  • in the simplest terms midwives are better than obgyns in the having a baby department. they are trained in delivering a baby and they help you have the birth that you want instead of a doc who will try to force you into the birth they want. docs tell you what to do, midwives listen to what you want and are just as competent. a midwife delivered my baby at the hospital and she was a hell of a lot more personal than the ob who popped in once to tell me what was wrong with my birth plan, nothing on my birth plan was wrong according to my midwife

    Answer by aliishott2 at 3:09 PM on Sep. 8, 2010

  • A midwife is a normal birth expert. (OBs are for high risks-complications.)

    Answer by doulala at 3:21 PM on Sep. 8, 2010

  • Midwife: A person trained to assist a woman during childbirth. Many midwives also provide prenatal care for pregnant women, birth education for women and their partners, and care for mothers and newborn babies after the birth. A midwife may be a man or a woman. Depending on local law, midwives may deliver babies in the mother's home, in a special birthing center or clinic, or in a hospital.

    Most midwives specialize in normal, uncomplicated deliveries, referring women with health problems that could require hospitalization during birth to a hospital-based obstetrician. Others work with physicians as part of a team. Legal qualifications required to practice midwifery differ between the US states and various countries. See also midwife, certified; midwife, certified nurse; midwife, certified professional; midwife, direct-entry; midwife, traditional

    Answer by Bugbait at 3:33 PM on Sep. 8, 2010

  • Oh my.....I had three babies and none of my Doctors tried to force me into anything. They all discussed labor and deliver before hand and listened to my feelings. I had good experiences all three times. And two of them were in Air Force base hospitals. I don't get this "anti-Doctor" rant here at CM All I see is posts from Moms who say they don't like Doctors. Holy cow. How rude and ignorant.
    My first delivery was more complicated. Placental abruption--and they handled it well. I gave birth vaginally. Both my baby and I were fine.
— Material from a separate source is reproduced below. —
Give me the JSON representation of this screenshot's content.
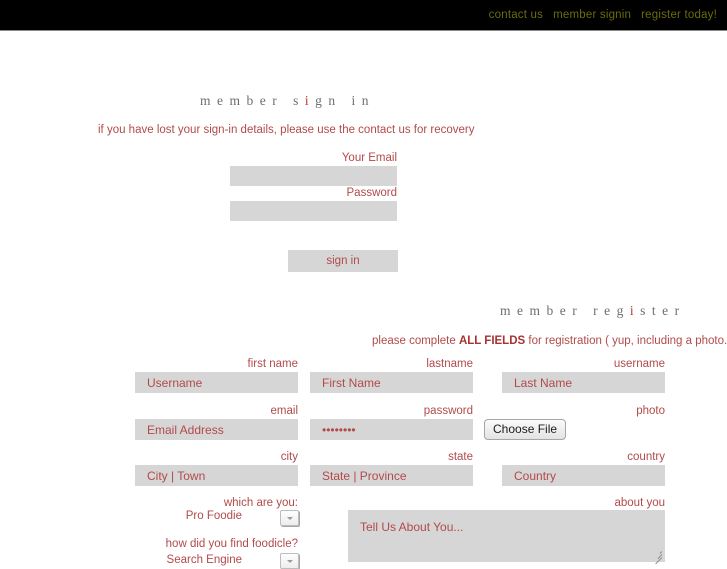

The second and third were uneventful and all I needed was a local for the episiotomy. which,by the way prevented tearing and weakening of the pelvic floor .
    So...lets just discuss Midwives WITHOUT bashing Doctors,okay?

    Answer by gertie41 at 9:01 PM on Sep. 8, 2010